The discharge petition has become the central battleground in the often acrimonious struggle over the proposed amendment. The amendment this week is before the Senate, which is expected to pass it, and the general assumption is that the House, too, will approve it if it gets loose on the floor.

The opponents' strategy has been to keep it bottled up in committee, and so the discharge petition--a list of names resting on the House Clerk's desk--is the key to the battle. If 218 members sign it, the Rules Committee would have to send the amendment to the floor. By last week's end, nearly 150 signatures were on the petition.

Far more than the required 218 majority had signed on initially as patrons, but not all of them are willing to go the extra distance to discharge a standing committee of legislation it dislikes. It is considered bad form if not actually dangerous for a member to do so.

"It's considered to be a bad reflection on the committee," Butler observed, "and, of course. commitee chairmen are not happy when it happens."

Rep. Jack Hightower (D-Tex.) is also one who has moved both ways. He signed the discharge petition, then changed his mind and struck his name off. His second thoughts came after a little talk with House Majority leader James C. Wright Jr. (D-Tex.) but were based, he said, on a realization that there would be slim chances of rewriting the amendment if it came to the House floor under a discharge proceeding.

"I decided that I had signed it a little too early," Hightower said. "I am very much for it, but I also want a chance to amend it, and I probably would not have the chance this way."

The outcome is too close to call, and on both sides, curiously, is a degree of pessimism. The amendment's chief House sponsor, Rep. Barber B. Conable Jr. (R-N.Y.), says that getting about 170 names on the petition will be easy but the rest will be difficult. "The hard part lies ahead," he added.

On the other hand, the leading opponent, Judiciary Committee Chairman Peter W. Rodino Jr. (D-N.J.), is equally concerned. In an interview, he rattled off several reasons for rejecting the amendment--leading economists oppose it, and it could produce "chaos" in congressional budget-making--but turned up the palms of his hands with an air of helplessness.

"Despite all these arguments, the public seems to believe that there is some magic in balancing the budget," he said. "A lot of members who have signed the petition tell me privately that it's just too popular to resist."

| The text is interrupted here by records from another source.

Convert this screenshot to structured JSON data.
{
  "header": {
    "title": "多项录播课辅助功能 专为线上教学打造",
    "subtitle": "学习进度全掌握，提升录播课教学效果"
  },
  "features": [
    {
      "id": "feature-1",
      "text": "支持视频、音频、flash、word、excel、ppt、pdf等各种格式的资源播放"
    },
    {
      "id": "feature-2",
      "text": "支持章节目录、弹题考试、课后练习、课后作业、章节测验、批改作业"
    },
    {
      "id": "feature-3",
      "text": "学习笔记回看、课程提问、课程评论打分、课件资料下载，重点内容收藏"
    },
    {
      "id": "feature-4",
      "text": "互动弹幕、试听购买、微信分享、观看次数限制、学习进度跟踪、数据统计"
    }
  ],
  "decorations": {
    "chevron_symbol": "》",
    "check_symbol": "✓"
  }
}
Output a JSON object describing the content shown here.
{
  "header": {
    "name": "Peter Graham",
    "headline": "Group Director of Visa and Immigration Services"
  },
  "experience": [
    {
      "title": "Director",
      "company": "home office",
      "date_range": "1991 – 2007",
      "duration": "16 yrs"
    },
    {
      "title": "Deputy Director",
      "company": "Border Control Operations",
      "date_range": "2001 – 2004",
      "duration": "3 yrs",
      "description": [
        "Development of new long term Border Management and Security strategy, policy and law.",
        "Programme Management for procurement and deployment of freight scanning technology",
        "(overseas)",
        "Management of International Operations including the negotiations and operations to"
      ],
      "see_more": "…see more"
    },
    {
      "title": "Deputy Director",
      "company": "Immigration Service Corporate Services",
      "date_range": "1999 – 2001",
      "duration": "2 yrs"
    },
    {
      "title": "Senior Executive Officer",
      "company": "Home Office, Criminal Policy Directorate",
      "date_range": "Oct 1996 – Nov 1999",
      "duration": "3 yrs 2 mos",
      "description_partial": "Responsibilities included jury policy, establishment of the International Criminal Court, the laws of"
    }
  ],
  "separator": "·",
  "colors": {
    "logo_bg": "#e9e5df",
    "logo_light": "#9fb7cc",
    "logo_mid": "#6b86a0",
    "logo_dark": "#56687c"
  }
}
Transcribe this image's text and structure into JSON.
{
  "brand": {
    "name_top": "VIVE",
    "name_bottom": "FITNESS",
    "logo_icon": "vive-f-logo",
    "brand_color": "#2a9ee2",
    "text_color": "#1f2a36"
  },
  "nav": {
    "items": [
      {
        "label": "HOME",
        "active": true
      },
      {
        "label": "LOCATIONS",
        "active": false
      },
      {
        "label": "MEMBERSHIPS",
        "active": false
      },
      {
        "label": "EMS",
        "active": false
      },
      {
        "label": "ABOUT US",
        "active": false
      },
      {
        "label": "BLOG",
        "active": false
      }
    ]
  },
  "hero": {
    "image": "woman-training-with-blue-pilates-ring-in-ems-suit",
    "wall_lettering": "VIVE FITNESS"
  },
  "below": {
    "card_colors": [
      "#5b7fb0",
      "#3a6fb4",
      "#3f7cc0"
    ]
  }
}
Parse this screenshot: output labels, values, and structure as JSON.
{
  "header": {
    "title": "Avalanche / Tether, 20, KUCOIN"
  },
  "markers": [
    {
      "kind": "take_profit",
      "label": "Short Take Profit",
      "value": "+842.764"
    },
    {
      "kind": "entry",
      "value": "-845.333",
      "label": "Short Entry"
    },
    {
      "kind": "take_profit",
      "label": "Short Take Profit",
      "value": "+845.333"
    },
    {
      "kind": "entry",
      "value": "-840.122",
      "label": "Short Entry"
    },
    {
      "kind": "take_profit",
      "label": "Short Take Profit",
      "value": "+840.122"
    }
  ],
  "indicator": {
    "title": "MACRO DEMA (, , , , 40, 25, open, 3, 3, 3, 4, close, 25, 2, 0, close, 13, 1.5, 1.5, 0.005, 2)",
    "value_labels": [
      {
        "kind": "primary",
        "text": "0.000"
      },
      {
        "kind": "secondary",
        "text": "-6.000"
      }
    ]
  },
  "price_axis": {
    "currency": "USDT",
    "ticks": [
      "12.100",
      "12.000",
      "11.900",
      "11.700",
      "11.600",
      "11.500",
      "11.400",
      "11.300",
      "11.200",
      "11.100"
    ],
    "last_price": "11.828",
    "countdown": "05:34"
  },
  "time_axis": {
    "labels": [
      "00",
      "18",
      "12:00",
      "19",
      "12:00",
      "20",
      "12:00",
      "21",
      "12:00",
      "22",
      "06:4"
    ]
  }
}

Both sides have semblances of organizations with missions to encourage or discourage signing of the petition. Wright and others in the Democratic leadership are buttonholing members in hopes of keeping their names off the petition; Rodino and others have also warned selected interest groups--senior citizens, organized labor and others--that it would be in their interests if the amendment lies where it is. Conable said a special whip organization had been established to help the amendment's advocates enlist petition signers. The pressure will increase substantially if, as most assume, the Senate approves the amendment in the next week or two.